Parkinson's disease is a common progressive neurodegenerative disease, of which the main neuropathological hallmark is dopaminergic neuronal loss. Increased attention has been directed towards non-motor symptoms in Parkinson's disease, such as cognitive impairment and behavioural disorders. Clinical and experimental findings support the view that the hippocampus, a temporal lobe structure involved in physiological learning and memory, is also implicated in the cognitive dysfunction seen in some patients with Parkinson's disease. Moreover, emerging data suggest interactions between the dopaminergic systems and the hippocampus in synaptic plasticity, adaptive memory, and motivated behaviour.
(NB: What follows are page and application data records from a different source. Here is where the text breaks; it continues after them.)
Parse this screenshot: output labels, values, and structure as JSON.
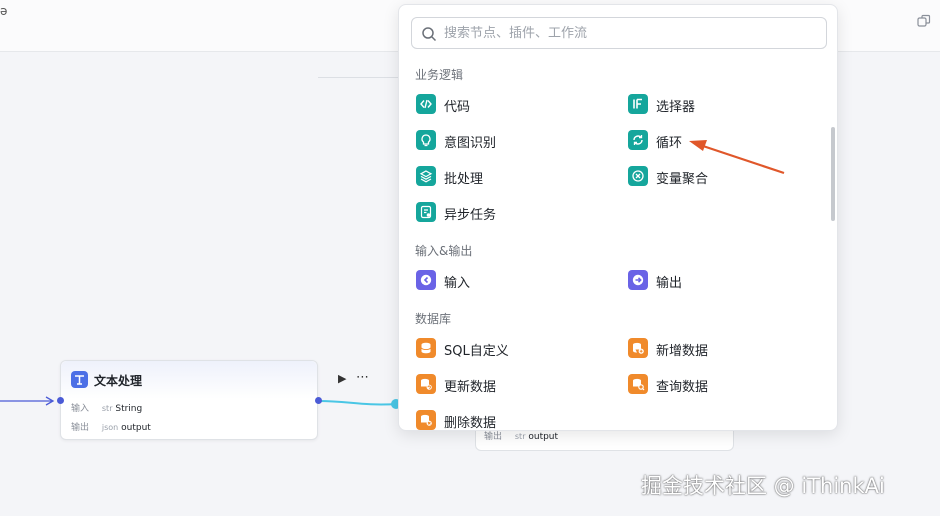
{
  "toolbar": {
    "corner_glyph": "ǝ"
  },
  "search": {
    "placeholder": "搜索节点、插件、工作流",
    "value": ""
  },
  "sections": {
    "logic": {
      "title": "业务逻辑",
      "items": [
        {
          "label": "代码",
          "icon": "code-icon",
          "color": "#15a69c"
        },
        {
          "label": "选择器",
          "icon": "if-icon",
          "color": "#15a69c"
        },
        {
          "label": "意图识别",
          "icon": "intent-icon",
          "color": "#15a69c"
        },
        {
          "label": "循环",
          "icon": "loop-icon",
          "color": "#15a69c"
        },
        {
          "label": "批处理",
          "icon": "layers-icon",
          "color": "#15a69c"
        },
        {
          "label": "变量聚合",
          "icon": "aggregate-icon",
          "color": "#15a69c"
        },
        {
          "label": "异步任务",
          "icon": "async-task-icon",
          "color": "#15a69c"
        }
      ]
    },
    "io": {
      "title": "输入&输出",
      "items": [
        {
          "label": "输入",
          "icon": "input-icon",
          "color": "#6a63e6"
        },
        {
          "label": "输出",
          "icon": "output-icon",
          "color": "#6a63e6"
        }
      ]
    },
    "database": {
      "title": "数据库",
      "items": [
        {
          "label": "SQL自定义",
          "icon": "database-icon",
          "color": "#f08a2b"
        },
        {
          "label": "新增数据",
          "icon": "database-add-icon",
          "color": "#f08a2b"
        },
        {
          "label": "更新数据",
          "icon": "database-update-icon",
          "color": "#f08a2b"
        },
        {
          "label": "查询数据",
          "icon": "database-search-icon",
          "color": "#f08a2b"
        },
        {
          "label": "删除数据",
          "icon": "database-delete-icon",
          "color": "#f08a2b"
        }
      ]
    }
  },
  "node": {
    "title": "文本处理",
    "input_label": "输入",
    "input_type": "str",
    "input_value": "String",
    "output_label": "输出",
    "output_type": "json",
    "output_value": "output"
  },
  "node2": {
    "output_label": "输出",
    "output_type": "str",
    "output_value": "output"
  },
  "watermark": "掘金技术社区 @ iThinkAi",
  "colors": {
    "accent_arrow": "#e0572a",
    "edge": "#49c6e5",
    "edge_in": "#4b5bd6"
  }
}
This structure is also implicated in the pathophysiology of other non-motor symptoms, such as impulse control disorders, anosmia, and fatigue. Evidence from clinical observations and experimental studies suggest a complex hippocampal cross-talk among the dopaminergic and other transmitter systems. Furthermore, neurotrophic factors might interact with the hippocampal dopaminergic system having possible implications on the non-motor symptoms seen in patients with Parkinson's disease.
ASJC Scopus subject areas
- Clinical Neurology